Papilio eurymedon Gates Canyon 2017: 30 2018: 15
Papilio zelicaon Rancho Cordova 2017: 7 2018:2, Suisun Marsh 2017: 20 2018:22, West Sac 2017: 3 2018:2, North Sac 2017: 36 2018:9, Gates Canyon 2017:2 2018:3, Totals: 2017: 68 2018:38
Agraulis vanillae Rancho Cordova 2017: 10 2018:5, West Sac 2017: 7 2018:3, North Sac 2017; 18 2018:11, Suisun Marsh 2017: 18 2018:8, Totals: 2017: 53 2018:27
Willow Slough (vii.4 as always) fell catastrophically from 21 species,571 animals last year to 13 species and an all-time low of only 127 animals this year. This loss of diversity is reflected, albeit not so dramatically, in the peak-diversity days by site. Here are the largest species numbers for the year, with dates, compared to last year and to 1999, the last time there were such catastrophic drops (14 to 19 species dropped, depending on definition of dropping):

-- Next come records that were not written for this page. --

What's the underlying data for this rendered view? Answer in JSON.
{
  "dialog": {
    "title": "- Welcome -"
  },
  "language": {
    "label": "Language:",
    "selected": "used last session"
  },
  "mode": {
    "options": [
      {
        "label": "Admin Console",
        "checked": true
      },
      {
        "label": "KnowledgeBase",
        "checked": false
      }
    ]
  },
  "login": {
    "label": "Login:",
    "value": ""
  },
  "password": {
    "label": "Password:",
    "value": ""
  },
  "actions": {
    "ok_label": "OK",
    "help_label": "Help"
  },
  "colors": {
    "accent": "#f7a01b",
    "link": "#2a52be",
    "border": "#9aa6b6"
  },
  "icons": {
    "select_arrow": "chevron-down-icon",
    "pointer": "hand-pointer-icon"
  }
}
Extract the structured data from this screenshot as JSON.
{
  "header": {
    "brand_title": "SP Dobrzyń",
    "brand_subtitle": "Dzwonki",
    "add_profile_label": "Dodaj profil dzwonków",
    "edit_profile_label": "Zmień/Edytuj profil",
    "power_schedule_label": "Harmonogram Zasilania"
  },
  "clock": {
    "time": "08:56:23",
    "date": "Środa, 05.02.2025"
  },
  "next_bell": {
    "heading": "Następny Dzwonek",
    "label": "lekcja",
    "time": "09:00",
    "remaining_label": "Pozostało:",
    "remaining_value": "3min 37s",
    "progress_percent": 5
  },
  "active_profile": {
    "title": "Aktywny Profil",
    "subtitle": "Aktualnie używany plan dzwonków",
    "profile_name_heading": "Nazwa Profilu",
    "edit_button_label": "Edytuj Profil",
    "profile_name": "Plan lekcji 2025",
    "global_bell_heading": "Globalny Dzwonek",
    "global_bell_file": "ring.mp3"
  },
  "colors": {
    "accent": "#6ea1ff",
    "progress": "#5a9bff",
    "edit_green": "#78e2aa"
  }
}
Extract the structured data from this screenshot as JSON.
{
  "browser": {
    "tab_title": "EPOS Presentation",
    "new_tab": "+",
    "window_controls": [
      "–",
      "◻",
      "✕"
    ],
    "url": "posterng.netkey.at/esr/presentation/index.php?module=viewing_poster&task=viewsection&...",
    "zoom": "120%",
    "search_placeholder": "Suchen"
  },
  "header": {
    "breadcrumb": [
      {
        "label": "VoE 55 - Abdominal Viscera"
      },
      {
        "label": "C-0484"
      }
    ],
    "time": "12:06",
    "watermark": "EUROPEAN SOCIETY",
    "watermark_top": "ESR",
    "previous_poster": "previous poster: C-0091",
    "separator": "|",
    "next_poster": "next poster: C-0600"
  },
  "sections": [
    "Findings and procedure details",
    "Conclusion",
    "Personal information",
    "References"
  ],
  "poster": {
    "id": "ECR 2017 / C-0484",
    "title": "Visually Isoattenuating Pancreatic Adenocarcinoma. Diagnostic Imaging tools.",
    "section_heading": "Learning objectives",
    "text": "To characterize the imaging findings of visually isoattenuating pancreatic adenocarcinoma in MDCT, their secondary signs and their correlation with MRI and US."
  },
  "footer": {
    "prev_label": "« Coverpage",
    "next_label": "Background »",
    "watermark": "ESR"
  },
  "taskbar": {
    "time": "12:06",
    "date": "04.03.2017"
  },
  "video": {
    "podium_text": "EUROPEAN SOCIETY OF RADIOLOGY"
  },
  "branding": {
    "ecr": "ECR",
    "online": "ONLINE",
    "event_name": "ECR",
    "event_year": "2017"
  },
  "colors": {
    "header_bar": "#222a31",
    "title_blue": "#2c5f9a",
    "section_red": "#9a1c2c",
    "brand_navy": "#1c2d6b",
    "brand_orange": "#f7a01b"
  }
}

|Site||2017 max||2018 max||1999 max|
|Suisun Marsh||20, ix.13||19, v.27||20, ix.28|
|Gates Canyon||26, vi.15||25, v.1||35, v.25|
|West Sac||19, ix.11||18, vii.3||20,vii.23|
|North Sac||21,vi.25||19,vii.20||18, vi.30|
|Rancho Cordova||18, x.4||15, v.8||21, v.29|
|Sierra Valley||22, vii.13||18,ix.9||28,vii.8|
It is unclear whether the apparent losses are due to scarcity or actual extirpation; time will tell. There is a very slight hint of recovery from last year’s terrible numbers in the Sierra—but only a very slight hint.
Several Sierran species were not seen AT ALL in 2018. Neophasia menapia has never been entirely unrecorded before. Cercyonis oetus at Castle Peak has only been unrecorded in years when I didn’t go up late enough, and Satyrium behrii has often been missed on Castle Peak because of its late flight, but never before at Sierra Valley. This is the third successive year that Oeneis ivallda was not seen on Castle Peak, meaning both the odd- and even-year populations are now among the putatively missing.
Euphilotes enoptes, normally common to abundant, was extremely rare this year.